## [Data]

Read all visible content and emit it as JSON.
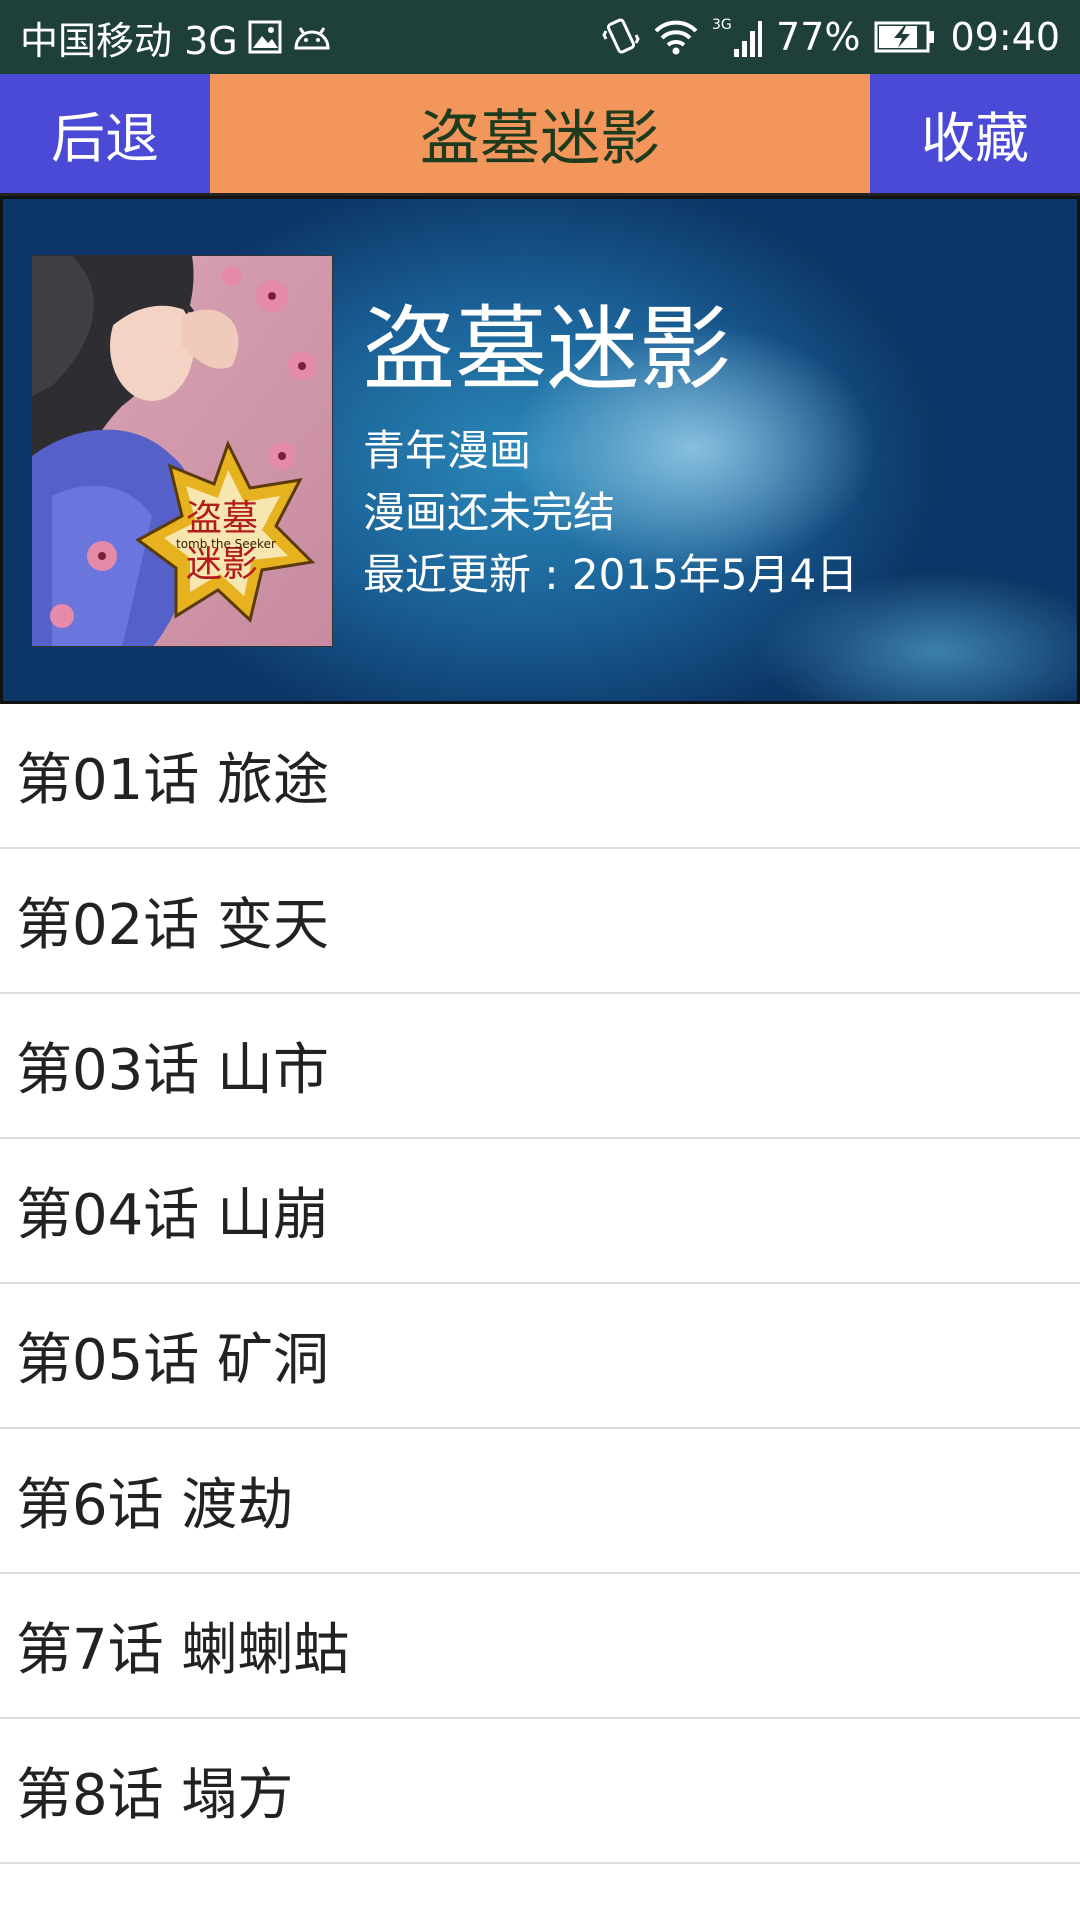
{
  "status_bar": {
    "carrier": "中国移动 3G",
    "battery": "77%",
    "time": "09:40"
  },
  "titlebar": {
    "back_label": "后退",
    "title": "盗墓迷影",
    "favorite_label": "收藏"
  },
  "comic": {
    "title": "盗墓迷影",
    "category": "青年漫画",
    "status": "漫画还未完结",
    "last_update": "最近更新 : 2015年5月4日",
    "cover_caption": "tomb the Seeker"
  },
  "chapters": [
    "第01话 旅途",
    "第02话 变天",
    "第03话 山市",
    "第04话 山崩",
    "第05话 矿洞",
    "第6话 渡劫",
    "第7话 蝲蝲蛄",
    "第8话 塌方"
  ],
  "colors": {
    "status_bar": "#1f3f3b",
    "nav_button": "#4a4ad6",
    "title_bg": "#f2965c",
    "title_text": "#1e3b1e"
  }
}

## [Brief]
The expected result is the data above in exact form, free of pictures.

## [Written answer]
Read all visible content and emit it as JSON.
{
  "status_bar": {
    "carrier": "中国移动 3G",
    "battery": "77%",
    "time": "09:40"
  },
  "titlebar": {
    "back_label": "后退",
    "title": "盗墓迷影",
    "favorite_label": "收藏"
  },
  "comic": {
    "title": "盗墓迷影",
    "category": "青年漫画",
    "status": "漫画还未完结",
    "last_update": "最近更新 : 2015年5月4日",
    "cover_caption": "tomb the Seeker"
  },
  "chapters": [
    "第01话 旅途",
    "第02话 变天",
    "第03话 山市",
    "第04话 山崩",
    "第05话 矿洞",
    "第6话 渡劫",
    "第7话 蝲蝲蛄",
    "第8话 塌方"
  ],
  "colors": {
    "status_bar": "#1f3f3b",
    "nav_button": "#4a4ad6",
    "title_bg": "#f2965c",
    "title_text": "#1e3b1e"
  }
}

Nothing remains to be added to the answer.